◆ ACTIVITY ◆
Nothing in the records may be changed; retype them in full.

Content starts

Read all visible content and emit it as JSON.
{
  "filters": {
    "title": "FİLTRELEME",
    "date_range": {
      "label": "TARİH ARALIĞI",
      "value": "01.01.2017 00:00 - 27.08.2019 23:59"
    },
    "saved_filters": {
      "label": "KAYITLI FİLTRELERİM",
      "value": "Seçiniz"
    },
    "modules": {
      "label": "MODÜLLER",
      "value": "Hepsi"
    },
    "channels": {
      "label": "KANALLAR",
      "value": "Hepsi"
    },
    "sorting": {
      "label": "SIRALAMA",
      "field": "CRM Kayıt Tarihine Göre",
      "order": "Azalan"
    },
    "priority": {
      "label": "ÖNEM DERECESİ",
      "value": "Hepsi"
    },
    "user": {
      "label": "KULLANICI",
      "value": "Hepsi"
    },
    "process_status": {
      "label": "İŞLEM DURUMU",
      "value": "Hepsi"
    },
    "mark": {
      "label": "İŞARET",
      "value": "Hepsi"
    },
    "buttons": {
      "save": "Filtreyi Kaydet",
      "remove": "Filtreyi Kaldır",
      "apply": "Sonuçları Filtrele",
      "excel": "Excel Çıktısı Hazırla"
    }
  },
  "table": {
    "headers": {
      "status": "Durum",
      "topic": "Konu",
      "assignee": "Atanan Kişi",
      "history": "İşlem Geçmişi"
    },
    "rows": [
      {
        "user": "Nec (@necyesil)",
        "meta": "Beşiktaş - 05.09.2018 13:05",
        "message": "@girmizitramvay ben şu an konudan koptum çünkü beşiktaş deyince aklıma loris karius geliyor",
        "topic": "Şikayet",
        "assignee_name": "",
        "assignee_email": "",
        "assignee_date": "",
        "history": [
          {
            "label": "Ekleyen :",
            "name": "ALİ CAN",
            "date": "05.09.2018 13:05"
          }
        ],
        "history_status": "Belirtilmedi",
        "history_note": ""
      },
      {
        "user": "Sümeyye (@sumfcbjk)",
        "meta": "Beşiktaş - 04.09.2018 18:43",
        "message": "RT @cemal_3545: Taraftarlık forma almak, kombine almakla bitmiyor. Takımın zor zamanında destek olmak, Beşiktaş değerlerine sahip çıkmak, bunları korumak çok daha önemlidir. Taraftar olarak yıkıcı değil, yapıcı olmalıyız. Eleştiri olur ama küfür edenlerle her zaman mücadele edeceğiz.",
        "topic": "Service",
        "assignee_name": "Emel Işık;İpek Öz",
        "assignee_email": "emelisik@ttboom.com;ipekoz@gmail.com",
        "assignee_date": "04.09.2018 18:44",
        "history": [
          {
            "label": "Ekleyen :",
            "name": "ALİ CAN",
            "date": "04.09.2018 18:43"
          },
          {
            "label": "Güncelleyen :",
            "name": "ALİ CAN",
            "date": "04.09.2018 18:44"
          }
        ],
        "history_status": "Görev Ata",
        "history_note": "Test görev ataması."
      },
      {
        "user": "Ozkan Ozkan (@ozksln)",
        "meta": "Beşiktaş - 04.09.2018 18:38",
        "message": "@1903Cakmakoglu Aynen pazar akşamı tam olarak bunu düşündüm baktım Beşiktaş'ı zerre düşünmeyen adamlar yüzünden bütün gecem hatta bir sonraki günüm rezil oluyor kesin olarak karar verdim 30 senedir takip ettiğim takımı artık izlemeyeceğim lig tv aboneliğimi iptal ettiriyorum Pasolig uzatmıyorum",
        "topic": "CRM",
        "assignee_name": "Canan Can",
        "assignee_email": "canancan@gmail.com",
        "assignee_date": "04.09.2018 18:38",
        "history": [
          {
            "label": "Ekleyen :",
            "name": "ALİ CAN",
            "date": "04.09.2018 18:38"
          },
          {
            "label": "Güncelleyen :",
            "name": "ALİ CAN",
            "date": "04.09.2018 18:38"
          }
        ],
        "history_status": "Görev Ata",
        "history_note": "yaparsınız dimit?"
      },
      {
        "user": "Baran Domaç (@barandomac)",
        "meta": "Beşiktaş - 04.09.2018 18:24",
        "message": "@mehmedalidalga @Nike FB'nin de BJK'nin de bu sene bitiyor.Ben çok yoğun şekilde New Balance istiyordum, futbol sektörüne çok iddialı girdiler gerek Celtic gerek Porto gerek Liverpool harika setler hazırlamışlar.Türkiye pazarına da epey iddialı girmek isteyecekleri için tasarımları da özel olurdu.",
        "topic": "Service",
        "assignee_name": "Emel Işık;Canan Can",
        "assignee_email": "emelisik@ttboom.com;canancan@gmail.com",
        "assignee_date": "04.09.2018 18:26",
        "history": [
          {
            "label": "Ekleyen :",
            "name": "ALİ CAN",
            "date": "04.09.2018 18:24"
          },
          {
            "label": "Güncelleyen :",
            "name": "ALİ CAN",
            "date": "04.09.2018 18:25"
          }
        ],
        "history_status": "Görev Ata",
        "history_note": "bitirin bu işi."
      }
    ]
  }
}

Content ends

◆ THE COMPLETED TASK ◆
Read all visible content and emit it as JSON.
{
  "filters": {
    "title": "FİLTRELEME",
    "date_range": {
      "label": "TARİH ARALIĞI",
      "value": "01.01.2017 00:00 - 27.08.2019 23:59"
    },
    "saved_filters": {
      "label": "KAYITLI FİLTRELERİM",
      "value": "Seçiniz"
    },
    "modules": {
      "label": "MODÜLLER",
      "value": "Hepsi"
    },
    "channels": {
      "label": "KANALLAR",
      "value": "Hepsi"
    },
    "sorting": {
      "label": "SIRALAMA",
      "field": "CRM Kayıt Tarihine Göre",
      "order": "Azalan"
    },
    "priority": {
      "label": "ÖNEM DERECESİ",
      "value": "Hepsi"
    },
    "user": {
      "label": "KULLANICI",
      "value": "Hepsi"
    },
    "process_status": {
      "label": "İŞLEM DURUMU",
      "value": "Hepsi"
    },
    "mark": {
      "label": "İŞARET",
      "value": "Hepsi"
    },
    "buttons": {
      "save": "Filtreyi Kaydet",
      "remove": "Filtreyi Kaldır",
      "apply": "Sonuçları Filtrele",
      "excel": "Excel Çıktısı Hazırla"
    }
  },
  "table": {
    "headers": {
      "status": "Durum",
      "topic": "Konu",
      "assignee": "Atanan Kişi",
      "history": "İşlem Geçmişi"
    },
    "rows": [
      {
        "user": "Nec (@necyesil)",
        "meta": "Beşiktaş - 05.09.2018 13:05",
        "message": "@girmizitramvay ben şu an konudan koptum çünkü beşiktaş deyince aklıma loris karius geliyor",
        "topic": "Şikayet",
        "assignee_name": "",
        "assignee_email": "",
        "assignee_date": "",
        "history": [
          {
            "label": "Ekleyen :",
            "name": "ALİ CAN",
            "date": "05.09.2018 13:05"
          }
        ],
        "history_status": "Belirtilmedi",
        "history_note": ""
      },
      {
        "user": "Sümeyye (@sumfcbjk)",
        "meta": "Beşiktaş - 04.09.2018 18:43",
        "message": "RT @cemal_3545: Taraftarlık forma almak, kombine almakla bitmiyor. Takımın zor zamanında destek olmak, Beşiktaş değerlerine sahip çıkmak, bunları korumak çok daha önemlidir. Taraftar olarak yıkıcı değil, yapıcı olmalıyız. Eleştiri olur ama küfür edenlerle her zaman mücadele edeceğiz.",
        "topic": "Service",
        "assignee_name": "Emel Işık;İpek Öz",
        "assignee_email": "emelisik@ttboom.com;ipekoz@gmail.com",
        "assignee_date": "04.09.2018 18:44",
        "history": [
          {
            "label": "Ekleyen :",
            "name": "ALİ CAN",
            "date": "04.09.2018 18:43"
          },
          {
            "label": "Güncelleyen :",
            "name": "ALİ CAN",
            "date": "04.09.2018 18:44"
          }
        ],
        "history_status": "Görev Ata",
        "history_note": "Test görev ataması."
      },
      {
        "user": "Ozkan Ozkan (@ozksln)",
        "meta": "Beşiktaş - 04.09.2018 18:38",
        "message": "@1903Cakmakoglu Aynen pazar akşamı tam olarak bunu düşündüm baktım Beşiktaş'ı zerre düşünmeyen adamlar yüzünden bütün gecem hatta bir sonraki günüm rezil oluyor kesin olarak karar verdim 30 senedir takip ettiğim takımı artık izlemeyeceğim lig tv aboneliğimi iptal ettiriyorum Pasolig uzatmıyorum",
        "topic": "CRM",
        "assignee_name": "Canan Can",
        "assignee_email": "canancan@gmail.com",
        "assignee_date": "04.09.2018 18:38",
        "history": [
          {
            "label": "Ekleyen :",
            "name": "ALİ CAN",
            "date": "04.09.2018 18:38"
          },
          {
            "label": "Güncelleyen :",
            "name": "ALİ CAN",
            "date": "04.09.2018 18:38"
          }
        ],
        "history_status": "Görev Ata",
        "history_note": "yaparsınız dimit?"
      },
      {
        "user": "Baran Domaç (@barandomac)",
        "meta": "Beşiktaş - 04.09.2018 18:24",
        "message": "@mehmedalidalga @Nike FB'nin de BJK'nin de bu sene bitiyor.Ben çok yoğun şekilde New Balance istiyordum, futbol sektörüne çok iddialı girdiler gerek Celtic gerek Porto gerek Liverpool harika setler hazırlamışlar.Türkiye pazarına da epey iddialı girmek isteyecekleri için tasarımları da özel olurdu.",
        "topic": "Service",
        "assignee_name": "Emel Işık;Canan Can",
        "assignee_email": "emelisik@ttboom.com;canancan@gmail.com",
        "assignee_date": "04.09.2018 18:26",
        "history": [
          {
            "label": "Ekleyen :",
            "name": "ALİ CAN",
            "date": "04.09.2018 18:24"
          },
          {
            "label": "Güncelleyen :",
            "name": "ALİ CAN",
            "date": "04.09.2018 18:25"
          }
        ],
        "history_status": "Görev Ata",
        "history_note": "bitirin bu işi."
      }
    ]
  }
}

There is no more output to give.